### BRIEF
Exclude all pictures from your copy of the data below, which should otherwise match exactly.

### WORKING DATA

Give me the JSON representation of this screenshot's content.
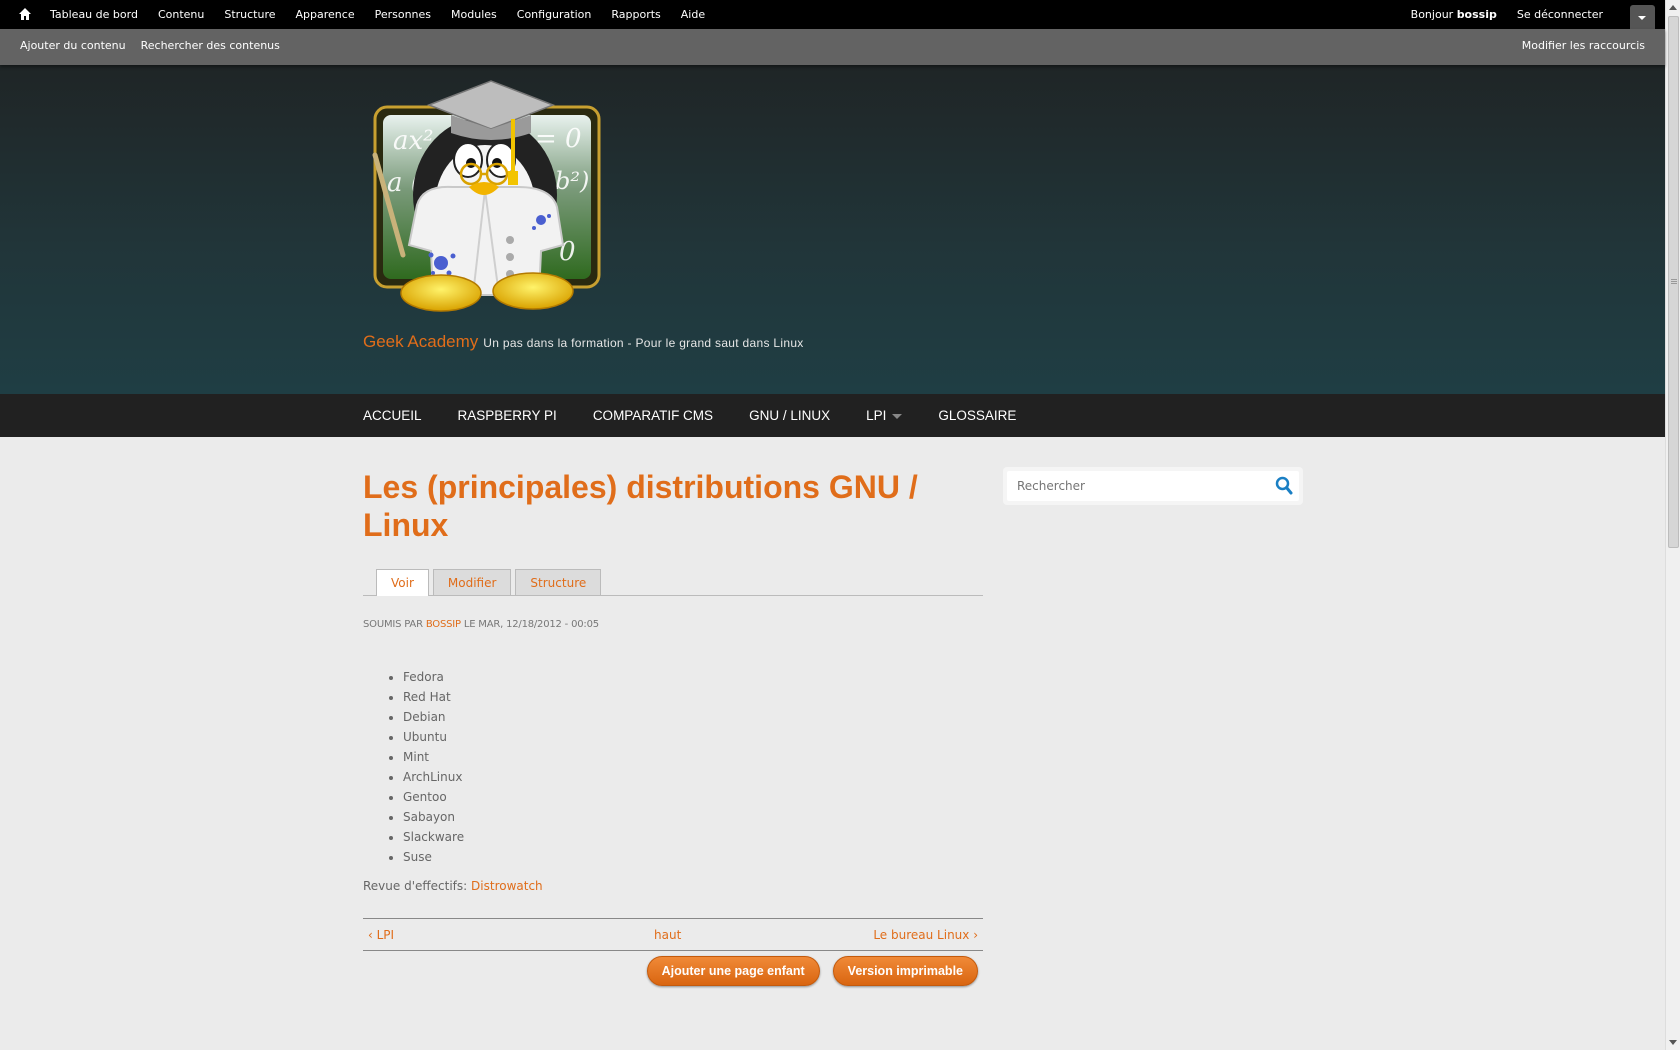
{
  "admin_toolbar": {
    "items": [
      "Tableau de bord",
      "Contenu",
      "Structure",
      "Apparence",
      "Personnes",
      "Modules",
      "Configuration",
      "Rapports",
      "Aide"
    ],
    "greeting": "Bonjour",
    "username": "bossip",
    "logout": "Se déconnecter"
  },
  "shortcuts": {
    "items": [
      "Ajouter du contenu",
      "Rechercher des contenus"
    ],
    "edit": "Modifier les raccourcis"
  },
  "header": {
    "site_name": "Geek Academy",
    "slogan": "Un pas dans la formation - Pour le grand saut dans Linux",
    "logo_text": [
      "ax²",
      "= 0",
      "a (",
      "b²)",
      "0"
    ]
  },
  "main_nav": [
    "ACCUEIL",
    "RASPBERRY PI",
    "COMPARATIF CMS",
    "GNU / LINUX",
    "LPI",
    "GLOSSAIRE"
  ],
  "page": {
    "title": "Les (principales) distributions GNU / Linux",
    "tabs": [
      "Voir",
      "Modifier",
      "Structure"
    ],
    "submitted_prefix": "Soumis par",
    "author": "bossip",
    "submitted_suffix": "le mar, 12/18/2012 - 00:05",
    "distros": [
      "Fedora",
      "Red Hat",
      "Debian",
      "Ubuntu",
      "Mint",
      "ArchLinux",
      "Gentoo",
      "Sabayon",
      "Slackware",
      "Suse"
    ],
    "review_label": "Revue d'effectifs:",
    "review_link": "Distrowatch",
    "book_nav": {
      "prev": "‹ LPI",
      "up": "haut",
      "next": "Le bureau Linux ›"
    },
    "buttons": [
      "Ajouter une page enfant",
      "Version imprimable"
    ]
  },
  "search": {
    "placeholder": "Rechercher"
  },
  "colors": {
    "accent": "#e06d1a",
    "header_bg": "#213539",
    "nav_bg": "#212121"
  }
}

### ANSWER TO THE EXERCISE
Give me the JSON representation of this screenshot's content.
{
  "admin_toolbar": {
    "items": [
      "Tableau de bord",
      "Contenu",
      "Structure",
      "Apparence",
      "Personnes",
      "Modules",
      "Configuration",
      "Rapports",
      "Aide"
    ],
    "greeting": "Bonjour",
    "username": "bossip",
    "logout": "Se déconnecter"
  },
  "shortcuts": {
    "items": [
      "Ajouter du contenu",
      "Rechercher des contenus"
    ],
    "edit": "Modifier les raccourcis"
  },
  "header": {
    "site_name": "Geek Academy",
    "slogan": "Un pas dans la formation - Pour le grand saut dans Linux",
    "logo_text": [
      "ax²",
      "= 0",
      "a (",
      "b²)",
      "0"
    ]
  },
  "main_nav": [
    "ACCUEIL",
    "RASPBERRY PI",
    "COMPARATIF CMS",
    "GNU / LINUX",
    "LPI",
    "GLOSSAIRE"
  ],
  "page": {
    "title": "Les (principales) distributions GNU / Linux",
    "tabs": [
      "Voir",
      "Modifier",
      "Structure"
    ],
    "submitted_prefix": "Soumis par",
    "author": "bossip",
    "submitted_suffix": "le mar, 12/18/2012 - 00:05",
    "distros": [
      "Fedora",
      "Red Hat",
      "Debian",
      "Ubuntu",
      "Mint",
      "ArchLinux",
      "Gentoo",
      "Sabayon",
      "Slackware",
      "Suse"
    ],
    "review_label": "Revue d'effectifs:",
    "review_link": "Distrowatch",
    "book_nav": {
      "prev": "‹ LPI",
      "up": "haut",
      "next": "Le bureau Linux ›"
    },
    "buttons": [
      "Ajouter une page enfant",
      "Version imprimable"
    ]
  },
  "search": {
    "placeholder": "Rechercher"
  },
  "colors": {
    "accent": "#e06d1a",
    "header_bg": "#213539",
    "nav_bg": "#212121"
  }
}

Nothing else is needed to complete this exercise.